◆ PROBLEM STATEMENT ◆
Drop the pictures and repeat the remaining data exactly.

◆ Excerpts from an interface dataset ◆
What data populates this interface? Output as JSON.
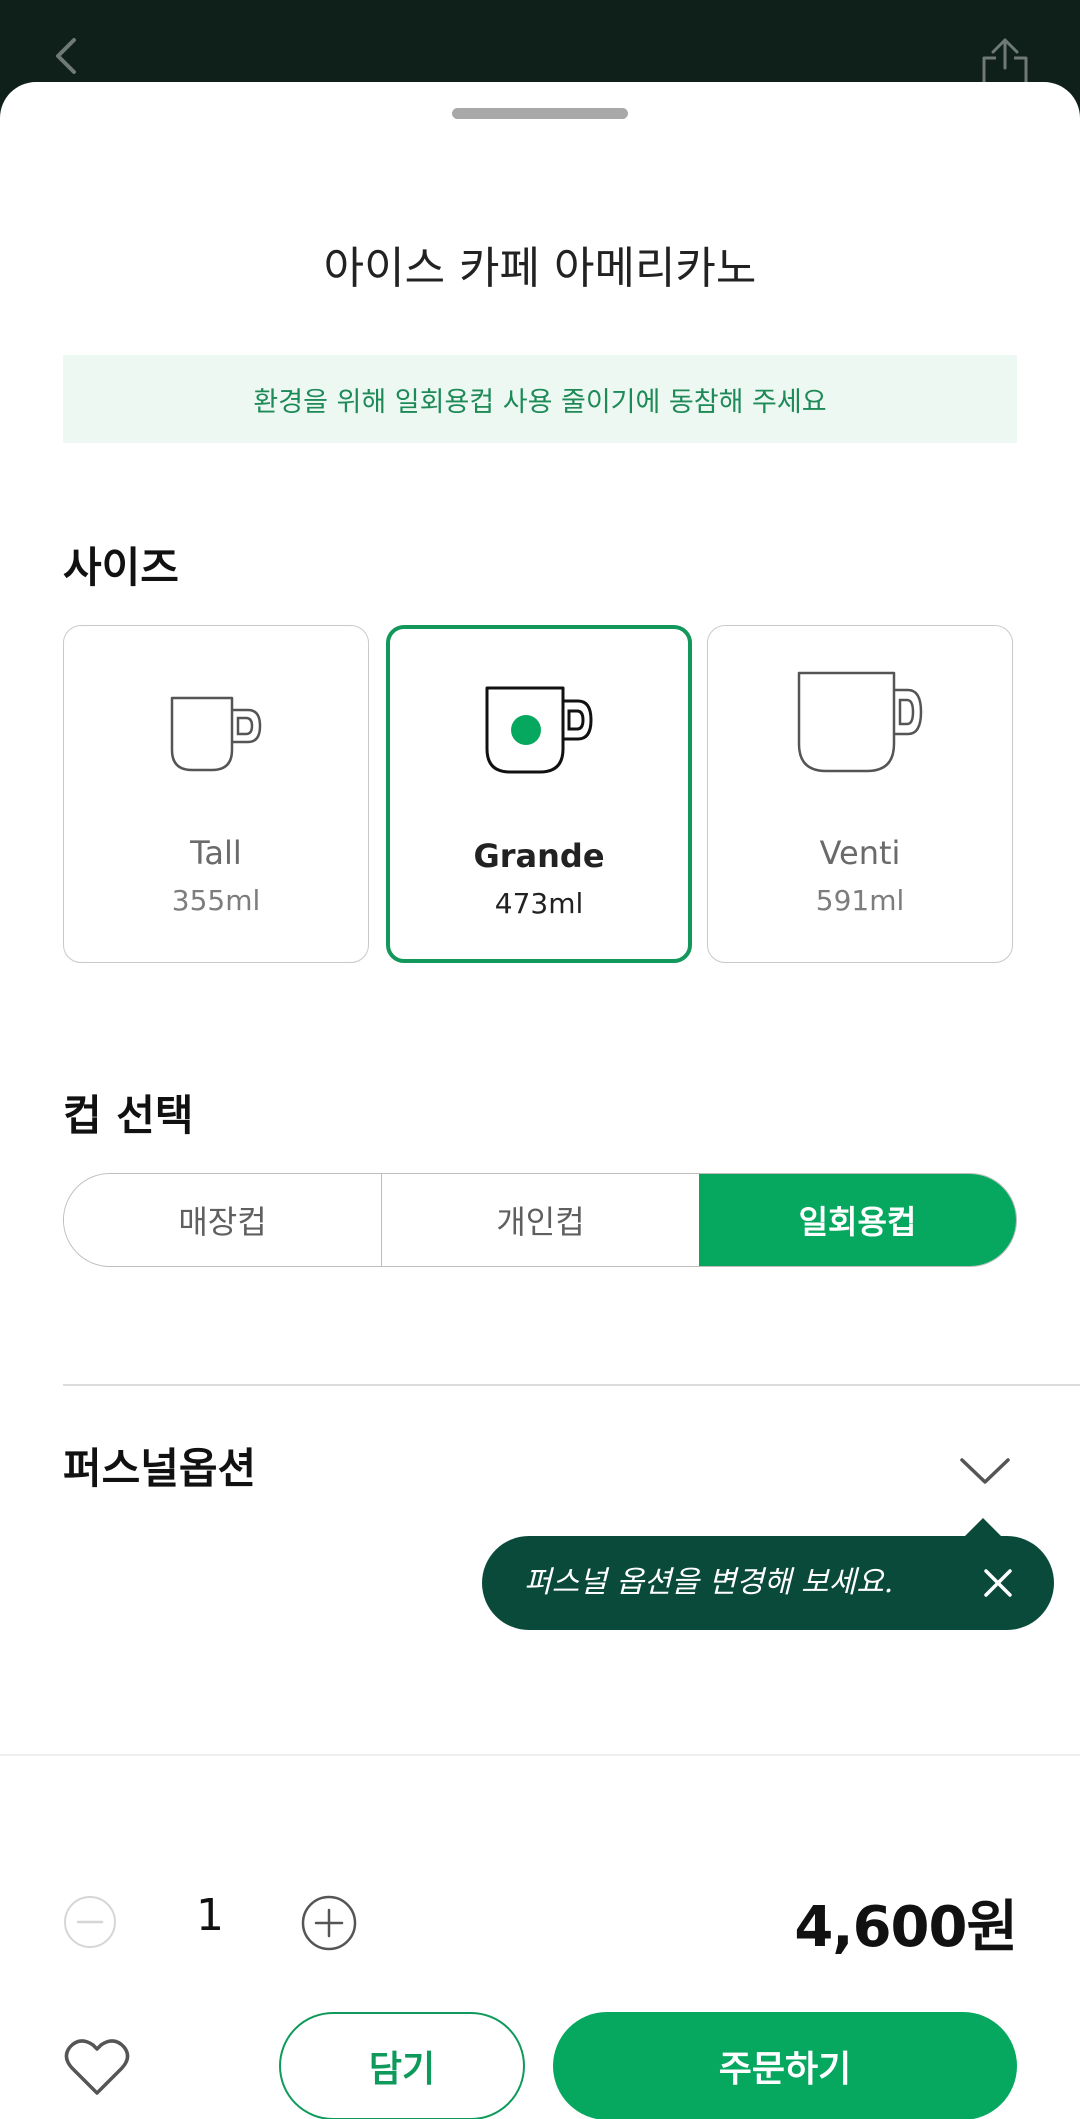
{
  "title": "아이스 카페 아메리카노",
  "eco_banner": "환경을 위해 일회용컵 사용 줄이기에 동참해 주세요",
  "size_section": {
    "title": "사이즈",
    "options": [
      {
        "name": "Tall",
        "volume": "355ml"
      },
      {
        "name": "Grande",
        "volume": "473ml"
      },
      {
        "name": "Venti",
        "volume": "591ml"
      }
    ],
    "selected": "Grande"
  },
  "cup_section": {
    "title": "컵 선택",
    "options": [
      "매장컵",
      "개인컵",
      "일회용컵"
    ],
    "selected": "일회용컵"
  },
  "personal_section": {
    "title": "퍼스널옵션",
    "tooltip": "퍼스널 옵션을 변경해 보세요."
  },
  "order": {
    "quantity": "1",
    "price": "4,600원",
    "cart_label": "담기",
    "order_label": "주문하기"
  },
  "colors": {
    "accent": "#06a860",
    "tooltip_bg": "#0a4a3a",
    "banner_bg": "#eef8f3",
    "banner_text": "#1d8a57"
  },
  "icons": [
    "back-icon",
    "share-icon",
    "cup-icon",
    "chevron-down-icon",
    "close-icon",
    "minus-icon",
    "plus-icon",
    "heart-icon"
  ]
}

◆ SOLUTION TO THE EXERCISE ◆
What data populates this interface? Output as JSON.
{
  "title": "아이스 카페 아메리카노",
  "eco_banner": "환경을 위해 일회용컵 사용 줄이기에 동참해 주세요",
  "size_section": {
    "title": "사이즈",
    "options": [
      {
        "name": "Tall",
        "volume": "355ml"
      },
      {
        "name": "Grande",
        "volume": "473ml"
      },
      {
        "name": "Venti",
        "volume": "591ml"
      }
    ],
    "selected": "Grande"
  },
  "cup_section": {
    "title": "컵 선택",
    "options": [
      "매장컵",
      "개인컵",
      "일회용컵"
    ],
    "selected": "일회용컵"
  },
  "personal_section": {
    "title": "퍼스널옵션",
    "tooltip": "퍼스널 옵션을 변경해 보세요."
  },
  "order": {
    "quantity": "1",
    "price": "4,600원",
    "cart_label": "담기",
    "order_label": "주문하기"
  },
  "colors": {
    "accent": "#06a860",
    "tooltip_bg": "#0a4a3a",
    "banner_bg": "#eef8f3",
    "banner_text": "#1d8a57"
  },
  "icons": [
    "back-icon",
    "share-icon",
    "cup-icon",
    "chevron-down-icon",
    "close-icon",
    "minus-icon",
    "plus-icon",
    "heart-icon"
  ]
}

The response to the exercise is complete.